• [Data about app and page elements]
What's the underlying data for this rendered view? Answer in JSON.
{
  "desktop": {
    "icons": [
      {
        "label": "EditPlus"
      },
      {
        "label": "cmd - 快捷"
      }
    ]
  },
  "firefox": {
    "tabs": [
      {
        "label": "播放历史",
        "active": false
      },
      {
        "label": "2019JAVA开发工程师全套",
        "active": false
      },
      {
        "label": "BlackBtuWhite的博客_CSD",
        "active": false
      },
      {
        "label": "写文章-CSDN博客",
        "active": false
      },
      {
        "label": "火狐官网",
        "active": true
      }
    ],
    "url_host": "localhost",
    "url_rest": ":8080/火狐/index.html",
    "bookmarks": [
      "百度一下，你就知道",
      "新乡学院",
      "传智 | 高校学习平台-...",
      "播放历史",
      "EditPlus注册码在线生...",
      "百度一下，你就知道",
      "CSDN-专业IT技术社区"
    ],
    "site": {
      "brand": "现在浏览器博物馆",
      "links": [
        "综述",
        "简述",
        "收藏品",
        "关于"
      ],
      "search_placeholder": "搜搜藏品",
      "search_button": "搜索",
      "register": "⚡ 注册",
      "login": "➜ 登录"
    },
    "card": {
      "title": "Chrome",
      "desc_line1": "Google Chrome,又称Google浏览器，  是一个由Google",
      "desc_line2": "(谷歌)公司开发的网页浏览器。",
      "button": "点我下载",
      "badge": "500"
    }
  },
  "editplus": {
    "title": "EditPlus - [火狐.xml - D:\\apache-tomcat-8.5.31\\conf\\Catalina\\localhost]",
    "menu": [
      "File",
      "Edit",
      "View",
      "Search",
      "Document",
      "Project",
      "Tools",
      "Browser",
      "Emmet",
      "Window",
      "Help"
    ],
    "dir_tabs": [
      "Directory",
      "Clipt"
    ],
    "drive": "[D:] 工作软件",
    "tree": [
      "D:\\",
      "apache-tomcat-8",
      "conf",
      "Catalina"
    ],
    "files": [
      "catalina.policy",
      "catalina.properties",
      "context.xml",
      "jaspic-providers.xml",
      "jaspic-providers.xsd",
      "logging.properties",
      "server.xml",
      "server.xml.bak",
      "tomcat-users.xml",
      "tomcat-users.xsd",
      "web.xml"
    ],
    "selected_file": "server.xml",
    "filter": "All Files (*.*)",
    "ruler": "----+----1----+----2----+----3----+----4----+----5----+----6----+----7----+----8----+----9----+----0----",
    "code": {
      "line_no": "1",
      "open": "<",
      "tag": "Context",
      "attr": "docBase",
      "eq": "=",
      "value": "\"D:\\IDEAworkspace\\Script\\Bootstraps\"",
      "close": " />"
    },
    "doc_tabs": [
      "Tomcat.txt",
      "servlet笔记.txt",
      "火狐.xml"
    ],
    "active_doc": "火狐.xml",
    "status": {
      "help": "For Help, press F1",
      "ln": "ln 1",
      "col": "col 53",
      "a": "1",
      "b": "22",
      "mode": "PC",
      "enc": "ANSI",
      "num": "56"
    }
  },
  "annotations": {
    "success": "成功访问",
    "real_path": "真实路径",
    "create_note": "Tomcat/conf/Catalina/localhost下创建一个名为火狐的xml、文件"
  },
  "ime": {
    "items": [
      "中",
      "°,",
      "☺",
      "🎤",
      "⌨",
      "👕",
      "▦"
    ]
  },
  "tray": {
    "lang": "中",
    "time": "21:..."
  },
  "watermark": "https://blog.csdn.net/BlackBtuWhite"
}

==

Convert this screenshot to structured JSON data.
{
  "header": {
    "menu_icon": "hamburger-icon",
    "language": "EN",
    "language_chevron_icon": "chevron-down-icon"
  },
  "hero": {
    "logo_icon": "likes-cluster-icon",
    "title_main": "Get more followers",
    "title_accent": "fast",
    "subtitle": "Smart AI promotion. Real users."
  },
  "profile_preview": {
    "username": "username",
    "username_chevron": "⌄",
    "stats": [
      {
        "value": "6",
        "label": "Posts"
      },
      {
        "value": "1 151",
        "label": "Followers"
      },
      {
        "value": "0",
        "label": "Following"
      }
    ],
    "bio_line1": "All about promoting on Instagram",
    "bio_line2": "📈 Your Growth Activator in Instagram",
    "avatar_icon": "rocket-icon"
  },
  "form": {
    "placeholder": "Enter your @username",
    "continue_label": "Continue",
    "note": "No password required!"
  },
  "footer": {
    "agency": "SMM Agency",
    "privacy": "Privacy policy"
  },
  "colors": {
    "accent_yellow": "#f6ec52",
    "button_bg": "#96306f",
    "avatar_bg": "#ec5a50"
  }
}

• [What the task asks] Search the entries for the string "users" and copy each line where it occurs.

• [Response for this exercise]
      "tomcat-users.xml",
      "tomcat-users.xsd",
    "subtitle": "Smart AI promotion. Real users."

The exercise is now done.